Mobile commerce to make up 24pc of online sales by 2017: study
Showing the expected quick uptick in mobile commerce, almost one-quarter of all online sales will be from smartphones and tablets by 2017, according to a new report from ABI Research.
ABI Research’s “Mobile Money and Shopping” report outlines key factors that will drive mobile commerce, primarily attributing the growth to smartphone adoption in both developed and emerging countries. Mobile is also increasingly being seen as a viable sales channel for bricks-and-mortar store to compete with online retailers.
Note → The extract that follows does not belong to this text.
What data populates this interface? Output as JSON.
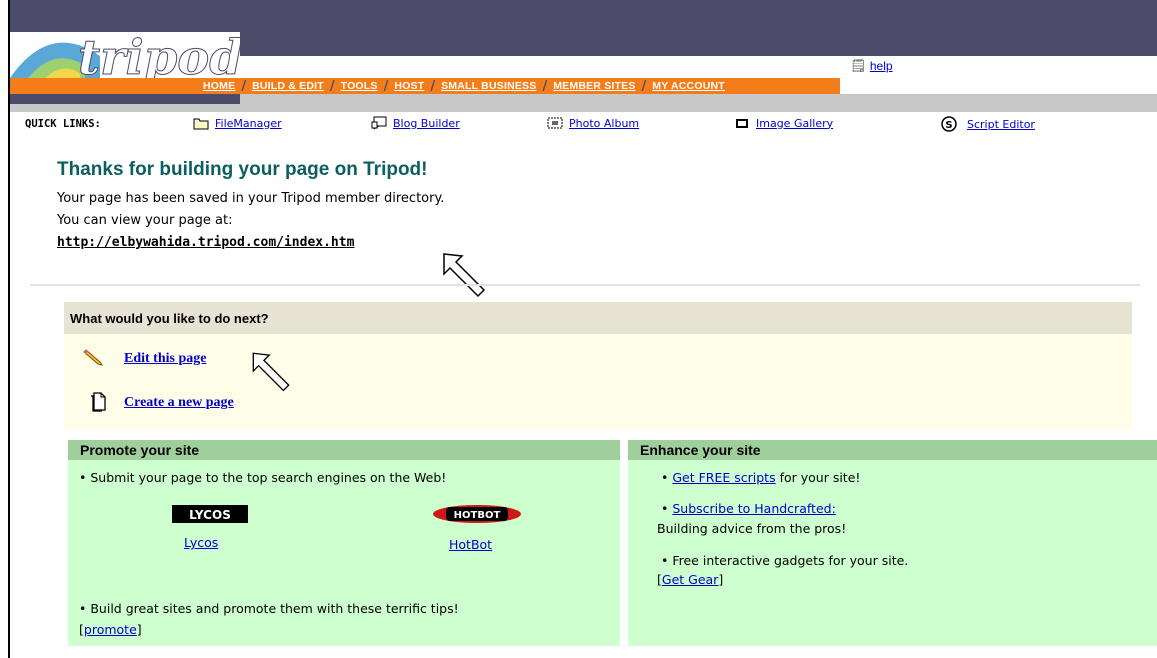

“Smartphone adoption was the over-riding trend, and not just device penetration but the availability of more capable applications from leading retailers,” said John Devlin, practice director at ABI Research, London.
“The retailers are looking for greater consumer engagement and interaction, and for a way to differentiate themselves in highly competitive times, and mobile apps provide a great way of achieving this,” he said.
“Ecommerce in general continues to grow, but mobile is outpacing this as user behavior transfers to mobile since the typical patterns of use lend well to mobile.”
By 2017, ABI Research expects for mobile to contribute towards 24.4 percent of online sales.
Although mobile commerce is still relatively small compared to Web sales, the medium is gaining traction as consumers become more comfortable buying both every day and higher-priced items from their devices.
The report points to findings from 2011 when mobile commerce raked in $65.6 billion as proof that mobile will continue to contribute to the revenue from digital sales.
Additionally, many bricks-and-mortar retailers are tackling mobile from a multichannel perspective, which helps educate consumers about the technology. A multichannel approach also helps retailers roll out mobile as an extension of other mediums.
Since it is still relatively new, many retailers have been slower to adopt mobile commerce without an in-place strategy that also drives ROI. Compared to other digital marketing, mobile commerce often requires that retailers make substantial investments such as point-of-sale technology.
With consumers proactively using their mobile devices to comparison shop while in-store – called showrooming – some retailers are making a stronger mobile push to overcome online competition.
For instance, retailers such as Z Gallerie are using in-store tablets to help sway consumers away from researching on their own while shopping (see story).
Additionally, Canadian retail chain recently began using in-store tablets in 74 locations to help consumers find reviews and compare prices (see story).
The report points to technologies such as HTML5, augmented reality, near-field communication and visual search as tactics that will play an increased role in showrooming in the future.
“I think that there are some retailers who are definitely at the forefront of mobile usage and adoption, some bricks-and-mortar retailers even going as far as installing WLAN to guarantee that consumers can access a reliable data signal to make use of the advanced features that retailers are now adding to their brands,” Mr. Devlin said.
“However, it is only a small proportion that are going to these levels and investing in such in-house development capabilities,” he said.
“Overall I think that consumer demand and interest is outstripping the retailers’ ability to serve these markets and this is where we will see third-party service providers and platform developers being able to find their place in the market.”
The rise in mobile commerce can also be attributed to consumers expecting to find deals and offers when they shop with their devices.
Mr. Devlin attributes this to the similar business model behind Groupon where every consumer wants to find a deal.
Additionally, retailers are forced to find ways to make their brands stand out while still offering value to consumers.
Retailers are also looking for ways to enhance consumer engagement and interaction, which mobile helps with.
However, the true value of mobile differs by market, per Mr. Devlin.
“It is able to provide a simple, low-cost means of accessing online products and services, as well as the means of paying for them – mobile outstrips banking and broadband penetration and the breadth of epayment services is greater too,” Mr. Devlin said.
“Beyond this, in mature markets, mobile is now the battleground between online and traditional bricks-and-mortar retailers, and it is a leading component of the latter’s multichannel service offering,” he said. “Greater choice is available now, with evidence of new platforms and services coming through for those retailers without the skills or financial means to develop such capabilities themselves.”
Lauren Jonson is associate reporter on Mobile Commerce Daily, New York